More than 50 per cent of employees will have experienced a bereavement in the last five years and every day, more than 600 people leave work to look after older and disabled relatives.
Death and the way it impacts on working lives, though, remains one of those subjects that many people still feel uncomfortable about.
And that is why Dying Matters Awareness Week – which this year runs from May 8 to 14 – is specifically encouraging communities across the country to come together to talk about death, dying and grief in the workplace.
Every year, people around the country use Dying Matters Awareness Week as a moment to encourage all communities to get talking in whatever way, shape or form works for them.
Lynne Ghasemi is a Senior Sister in the Project ECHO Team at St Luke’s and deals with the issues surrounding terminal illness and death on a daily basis.
Yet it was only when her own mother became ill that she came to understand how the issues surrounding death and bereavement impacted on every aspect of her life, including the working day.
“My mum was 89 when she died and had been ill for a long time but particularly over the last year of her life,” Lynne explains.
“She lived in Colchester and was being looked after by my dad but he was the same age and needed support so in that last year I was up and down the country like a yo-yo.
“She was under the care of her local hospice which meant a lot to us all and they were incredibly supportive but what I needed to know personally was the reassurance that work was able to support and accommodate me during a really challenging time and the unpredictability of not knowing when I was suddenly going to get a call in the middle of the day at work to say that mum had taken a turn for the worse.
“What was important was to know was that work understood and could accommodate and allow a degree of flexible working and recognise that I might have to take short notice leave.
“It was also important to me to be able to talk to managers and be open with them and for them to reassure me that they had an open door and were willing as much as possible to work around me.”
Lynne found that the St Luke’s level of support also extended beyond the point of her mother’s death.
“When mum died there were things to sort out, all the practical stuff, and St Luke’s were fantastic,” she says.
“I remember hearing one of our bereavement team say that bereavement is the process you go through and grief is what you feel and certainly what I found was that you cannot dictate how your emotions are going to be, how you’re going to cope and when things will hit you.

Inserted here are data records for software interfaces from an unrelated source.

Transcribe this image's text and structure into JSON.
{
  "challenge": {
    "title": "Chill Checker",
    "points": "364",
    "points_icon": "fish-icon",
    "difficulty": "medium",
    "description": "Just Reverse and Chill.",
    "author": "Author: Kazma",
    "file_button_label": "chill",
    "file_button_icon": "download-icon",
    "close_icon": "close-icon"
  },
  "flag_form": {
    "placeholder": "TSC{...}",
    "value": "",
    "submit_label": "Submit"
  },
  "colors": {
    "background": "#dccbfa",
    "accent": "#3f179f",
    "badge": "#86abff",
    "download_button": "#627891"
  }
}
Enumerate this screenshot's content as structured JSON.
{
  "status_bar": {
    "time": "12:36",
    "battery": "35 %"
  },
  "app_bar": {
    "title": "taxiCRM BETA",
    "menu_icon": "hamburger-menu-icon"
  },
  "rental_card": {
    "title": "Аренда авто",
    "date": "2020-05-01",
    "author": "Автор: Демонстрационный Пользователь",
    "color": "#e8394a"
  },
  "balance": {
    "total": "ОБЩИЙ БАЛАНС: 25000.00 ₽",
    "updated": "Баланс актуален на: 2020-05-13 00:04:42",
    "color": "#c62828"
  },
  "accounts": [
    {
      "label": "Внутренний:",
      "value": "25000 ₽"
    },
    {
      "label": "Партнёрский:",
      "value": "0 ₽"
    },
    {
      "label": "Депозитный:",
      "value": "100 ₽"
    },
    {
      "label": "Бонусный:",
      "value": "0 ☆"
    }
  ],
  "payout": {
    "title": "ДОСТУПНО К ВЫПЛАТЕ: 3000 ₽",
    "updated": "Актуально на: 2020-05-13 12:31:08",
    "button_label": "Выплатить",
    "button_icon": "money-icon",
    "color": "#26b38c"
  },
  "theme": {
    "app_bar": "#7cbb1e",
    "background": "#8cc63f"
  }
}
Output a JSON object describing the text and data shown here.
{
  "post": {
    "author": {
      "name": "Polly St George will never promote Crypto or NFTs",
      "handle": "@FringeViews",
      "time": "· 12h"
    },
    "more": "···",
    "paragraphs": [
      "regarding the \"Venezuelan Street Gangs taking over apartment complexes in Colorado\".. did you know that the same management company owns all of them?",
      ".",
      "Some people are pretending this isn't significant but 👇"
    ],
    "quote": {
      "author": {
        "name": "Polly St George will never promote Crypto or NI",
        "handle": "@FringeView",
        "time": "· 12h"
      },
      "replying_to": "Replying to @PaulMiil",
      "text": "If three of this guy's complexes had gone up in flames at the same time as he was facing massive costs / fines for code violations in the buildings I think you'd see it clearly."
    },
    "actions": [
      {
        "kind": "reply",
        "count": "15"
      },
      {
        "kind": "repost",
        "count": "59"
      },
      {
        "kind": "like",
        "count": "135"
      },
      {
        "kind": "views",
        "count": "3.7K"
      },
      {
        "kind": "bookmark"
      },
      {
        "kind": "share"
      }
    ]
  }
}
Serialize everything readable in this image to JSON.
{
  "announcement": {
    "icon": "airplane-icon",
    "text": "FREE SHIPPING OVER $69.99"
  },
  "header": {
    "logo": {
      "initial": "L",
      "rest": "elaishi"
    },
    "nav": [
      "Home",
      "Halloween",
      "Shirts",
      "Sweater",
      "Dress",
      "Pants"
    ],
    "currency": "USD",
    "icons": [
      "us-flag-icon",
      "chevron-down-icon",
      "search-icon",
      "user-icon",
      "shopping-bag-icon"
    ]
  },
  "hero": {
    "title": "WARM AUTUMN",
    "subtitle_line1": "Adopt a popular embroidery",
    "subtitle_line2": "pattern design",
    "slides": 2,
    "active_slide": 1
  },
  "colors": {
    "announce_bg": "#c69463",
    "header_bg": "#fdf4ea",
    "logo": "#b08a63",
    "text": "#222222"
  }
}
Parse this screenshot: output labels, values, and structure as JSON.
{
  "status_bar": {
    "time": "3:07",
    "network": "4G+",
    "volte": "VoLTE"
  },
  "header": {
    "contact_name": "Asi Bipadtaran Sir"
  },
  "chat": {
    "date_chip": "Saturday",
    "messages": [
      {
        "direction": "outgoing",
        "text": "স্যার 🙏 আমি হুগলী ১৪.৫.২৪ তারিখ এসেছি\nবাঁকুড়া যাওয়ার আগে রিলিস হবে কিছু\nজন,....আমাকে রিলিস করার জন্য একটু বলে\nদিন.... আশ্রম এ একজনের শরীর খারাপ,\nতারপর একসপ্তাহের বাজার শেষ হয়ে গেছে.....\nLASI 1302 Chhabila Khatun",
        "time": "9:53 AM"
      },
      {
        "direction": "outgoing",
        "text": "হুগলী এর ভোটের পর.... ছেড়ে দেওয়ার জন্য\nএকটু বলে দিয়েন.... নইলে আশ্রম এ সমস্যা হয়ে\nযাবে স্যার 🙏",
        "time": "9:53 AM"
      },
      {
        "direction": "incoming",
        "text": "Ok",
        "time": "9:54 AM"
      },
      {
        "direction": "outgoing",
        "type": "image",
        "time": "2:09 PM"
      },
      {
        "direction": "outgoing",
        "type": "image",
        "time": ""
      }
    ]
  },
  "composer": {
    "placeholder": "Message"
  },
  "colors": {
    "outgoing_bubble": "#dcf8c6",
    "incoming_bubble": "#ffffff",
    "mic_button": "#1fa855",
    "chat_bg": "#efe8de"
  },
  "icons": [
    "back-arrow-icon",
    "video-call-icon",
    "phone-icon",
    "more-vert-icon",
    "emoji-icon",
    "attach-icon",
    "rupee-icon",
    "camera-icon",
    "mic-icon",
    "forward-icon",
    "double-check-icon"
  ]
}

“My dad had become incredibly frail with the strain of looking after mum and he became unwell for a while and I guess that in that period I put my emotions on hold.
“But I remember one day pulling into the St Luke’s car park and for some reason the floodgates opened.
“It was probably the relief that I had done everything I needed to and also knowing that I was coming into a very caring organisation where people are extremely supportive.
“That meant a lot because I knew that work cared and that they were invested in me as a person and as an employee and being part of an organisation like that makes you feel valued.
“That’s why it was such a relief when I was told to come back to work only when I was ready and I know that I am lucky because I am sure that a lot of companies cannot accommodate that.”